The husband and wife had been married for thirty years. The husband was a successful businessman and, unusually, the parties' expert forensic accountants had agreed the business was worth £2.637m. The parties' other assets (the family assets) totaled £2.04m.

The parties agreed to share the net worth of the assets equally and the judge at first instance only had to decide how to redistribute the asset to give effect to this.

The husband argued:

1. that the family assets should all be sold and the proceeds divided equally; and
2. that the wife should be given 50% of the shares in the business.

The wife argued that she should receive all of the family assets plus a balancing payment of £322,000 and the husband should retain the business assets. The wife also argued that the husband's litigation conduct (as a self-represented litigant) had inflated her costs.

The judge found that the husband had forged the wife's signature on a remortgage application. He therefore concluded that the husband could not be trusted to act fairly towards her in the future and it would be dangerous for her financial security to be dependent on the company shares. The wife was awarded all of the family assets plus a lump sum of £500,000 to reflect the husband's litigation misconduct.

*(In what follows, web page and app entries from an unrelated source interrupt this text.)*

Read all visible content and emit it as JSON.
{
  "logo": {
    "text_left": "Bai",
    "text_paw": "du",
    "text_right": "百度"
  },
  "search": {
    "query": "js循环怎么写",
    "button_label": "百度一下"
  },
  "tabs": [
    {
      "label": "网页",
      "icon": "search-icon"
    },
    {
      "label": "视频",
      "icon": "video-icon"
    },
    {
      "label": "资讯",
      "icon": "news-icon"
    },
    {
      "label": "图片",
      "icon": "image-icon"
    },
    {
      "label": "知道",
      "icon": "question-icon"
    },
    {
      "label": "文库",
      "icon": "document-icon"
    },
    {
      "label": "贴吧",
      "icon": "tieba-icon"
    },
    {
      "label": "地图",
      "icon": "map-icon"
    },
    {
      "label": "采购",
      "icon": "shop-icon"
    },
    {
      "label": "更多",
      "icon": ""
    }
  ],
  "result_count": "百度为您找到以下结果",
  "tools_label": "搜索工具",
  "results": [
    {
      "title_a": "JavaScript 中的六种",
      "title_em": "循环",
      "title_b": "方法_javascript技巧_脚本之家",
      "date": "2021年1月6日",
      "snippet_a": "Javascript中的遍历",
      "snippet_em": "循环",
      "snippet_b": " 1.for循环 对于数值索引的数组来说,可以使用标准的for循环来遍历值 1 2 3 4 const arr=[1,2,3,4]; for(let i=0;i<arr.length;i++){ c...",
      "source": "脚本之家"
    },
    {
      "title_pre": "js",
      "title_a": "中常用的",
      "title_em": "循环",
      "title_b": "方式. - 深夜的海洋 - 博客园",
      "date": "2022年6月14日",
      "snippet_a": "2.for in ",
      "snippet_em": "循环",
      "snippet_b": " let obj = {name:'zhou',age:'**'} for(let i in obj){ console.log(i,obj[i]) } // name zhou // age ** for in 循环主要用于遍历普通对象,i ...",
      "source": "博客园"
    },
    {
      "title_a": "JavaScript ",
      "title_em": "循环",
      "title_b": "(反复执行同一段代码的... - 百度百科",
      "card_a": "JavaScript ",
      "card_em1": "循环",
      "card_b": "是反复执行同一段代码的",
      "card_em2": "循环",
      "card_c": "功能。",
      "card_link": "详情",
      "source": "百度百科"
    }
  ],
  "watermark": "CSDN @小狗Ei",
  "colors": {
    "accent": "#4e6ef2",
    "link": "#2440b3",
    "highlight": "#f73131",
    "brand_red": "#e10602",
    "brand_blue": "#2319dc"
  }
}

The husband appealed on two grounds:

1. that the wife should not have been awarded all of the "copper-bottomed" assets; and
2. the uplift in the lump sum payment of £178,000 had not been explained.

The husband failed on the first ground but succeeded on the second. Whilst the judge was entitled to make a costs order, it was unorthodox simply to inflate the lump sum payment. The judge should have made a distinct wasted costs order. The increase suggested that the sum for wasted costs was £178,000, but that was not a considered or reasoned quantification.

The order would be rewritten to award the wife a lump sum of £322,000 and to include an order that the husband would pay the wife's unnecessarily incurred costs as a result of his litigation misconduct. The case would be remitted to the trial judge asking him to consider:

- that the husband had been a self-represented litigant in complex financial remedy proceedings;
- that the husband had been ordered to pay the wife's costs at various interim hearings (to ensure there was no double-penalty in ordered the husband to pay interim and final costs); and
- that the wife's costs had not been subject to assessment by a costs judge and were, therefore, likely to be reduced.